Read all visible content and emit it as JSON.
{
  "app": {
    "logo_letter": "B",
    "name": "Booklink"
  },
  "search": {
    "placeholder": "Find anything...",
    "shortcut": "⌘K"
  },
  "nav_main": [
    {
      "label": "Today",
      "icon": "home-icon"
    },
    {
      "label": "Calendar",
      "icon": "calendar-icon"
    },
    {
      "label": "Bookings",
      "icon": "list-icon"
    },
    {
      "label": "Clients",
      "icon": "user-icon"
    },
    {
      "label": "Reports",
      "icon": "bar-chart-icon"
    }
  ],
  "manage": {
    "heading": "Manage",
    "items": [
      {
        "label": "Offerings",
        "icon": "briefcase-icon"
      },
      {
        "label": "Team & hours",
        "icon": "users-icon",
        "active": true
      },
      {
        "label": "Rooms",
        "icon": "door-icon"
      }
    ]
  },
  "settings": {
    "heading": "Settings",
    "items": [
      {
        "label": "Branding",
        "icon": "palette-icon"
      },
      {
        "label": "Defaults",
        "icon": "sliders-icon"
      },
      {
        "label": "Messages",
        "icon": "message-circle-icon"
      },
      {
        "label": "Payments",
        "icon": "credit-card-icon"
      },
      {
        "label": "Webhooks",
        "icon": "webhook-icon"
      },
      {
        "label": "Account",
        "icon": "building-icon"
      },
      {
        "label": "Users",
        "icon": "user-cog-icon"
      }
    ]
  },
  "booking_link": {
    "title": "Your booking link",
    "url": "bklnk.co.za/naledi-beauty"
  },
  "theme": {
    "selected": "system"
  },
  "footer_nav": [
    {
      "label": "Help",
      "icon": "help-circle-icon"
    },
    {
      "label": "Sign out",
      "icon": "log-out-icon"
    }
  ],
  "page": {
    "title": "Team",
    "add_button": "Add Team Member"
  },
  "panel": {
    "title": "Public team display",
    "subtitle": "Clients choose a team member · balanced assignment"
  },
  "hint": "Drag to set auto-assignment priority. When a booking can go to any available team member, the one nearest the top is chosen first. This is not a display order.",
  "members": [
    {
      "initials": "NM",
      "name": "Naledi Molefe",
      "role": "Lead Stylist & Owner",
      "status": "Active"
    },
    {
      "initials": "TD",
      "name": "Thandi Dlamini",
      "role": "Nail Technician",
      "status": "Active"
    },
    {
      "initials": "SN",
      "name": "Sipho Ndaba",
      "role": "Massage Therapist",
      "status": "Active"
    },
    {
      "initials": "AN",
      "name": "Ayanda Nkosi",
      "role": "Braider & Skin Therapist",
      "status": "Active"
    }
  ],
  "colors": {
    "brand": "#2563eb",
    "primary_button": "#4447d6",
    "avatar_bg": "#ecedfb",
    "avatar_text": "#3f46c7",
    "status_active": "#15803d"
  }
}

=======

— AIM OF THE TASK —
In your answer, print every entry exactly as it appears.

— EXERCISE SOLUTION —
Read all visible content and emit it as JSON.
{
  "app": {
    "logo_letter": "B",
    "name": "Booklink"
  },
  "search": {
    "placeholder": "Find anything...",
    "shortcut": "⌘K"
  },
  "nav_main": [
    {
      "label": "Today",
      "icon": "home-icon"
    },
    {
      "label": "Calendar",
      "icon": "calendar-icon"
    },
    {
      "label": "Bookings",
      "icon": "list-icon"
    },
    {
      "label": "Clients",
      "icon": "user-icon"
    },
    {
      "label": "Reports",
      "icon": "bar-chart-icon"
    }
  ],
  "manage": {
    "heading": "Manage",
    "items": [
      {
        "label": "Offerings",
        "icon": "briefcase-icon"
      },
      {
        "label": "Team & hours",
        "icon": "users-icon",
        "active": true
      },
      {
        "label": "Rooms",
        "icon": "door-icon"
      }
    ]
  },
  "settings": {
    "heading": "Settings",
    "items": [
      {
        "label": "Branding",
        "icon": "palette-icon"
      },
      {
        "label": "Defaults",
        "icon": "sliders-icon"
      },
      {
        "label": "Messages",
        "icon": "message-circle-icon"
      },
      {
        "label": "Payments",
        "icon": "credit-card-icon"
      },
      {
        "label": "Webhooks",
        "icon": "webhook-icon"
      },
      {
        "label": "Account",
        "icon": "building-icon"
      },
      {
        "label": "Users",
        "icon": "user-cog-icon"
      }
    ]
  },
  "booking_link": {
    "title": "Your booking link",
    "url": "bklnk.co.za/naledi-beauty"
  },
  "theme": {
    "selected": "system"
  },
  "footer_nav": [
    {
      "label": "Help",
      "icon": "help-circle-icon"
    },
    {
      "label": "Sign out",
      "icon": "log-out-icon"
    }
  ],
  "page": {
    "title": "Team",
    "add_button": "Add Team Member"
  },
  "panel": {
    "title": "Public team display",
    "subtitle": "Clients choose a team member · balanced assignment"
  },
  "hint": "Drag to set auto-assignment priority. When a booking can go to any available team member, the one nearest the top is chosen first. This is not a display order.",
  "members": [
    {
      "initials": "NM",
      "name": "Naledi Molefe",
      "role": "Lead Stylist & Owner",
      "status": "Active"
    },
    {
      "initials": "TD",
      "name": "Thandi Dlamini",
      "role": "Nail Technician",
      "status": "Active"
    },
    {
      "initials": "SN",
      "name": "Sipho Ndaba",
      "role": "Massage Therapist",
      "status": "Active"
    },
    {
      "initials": "AN",
      "name": "Ayanda Nkosi",
      "role": "Braider & Skin Therapist",
      "status": "Active"
    }
  ],
  "colors": {
    "brand": "#2563eb",
    "primary_button": "#4447d6",
    "avatar_bg": "#ecedfb",
    "avatar_text": "#3f46c7",
    "status_active": "#15803d"
  }
}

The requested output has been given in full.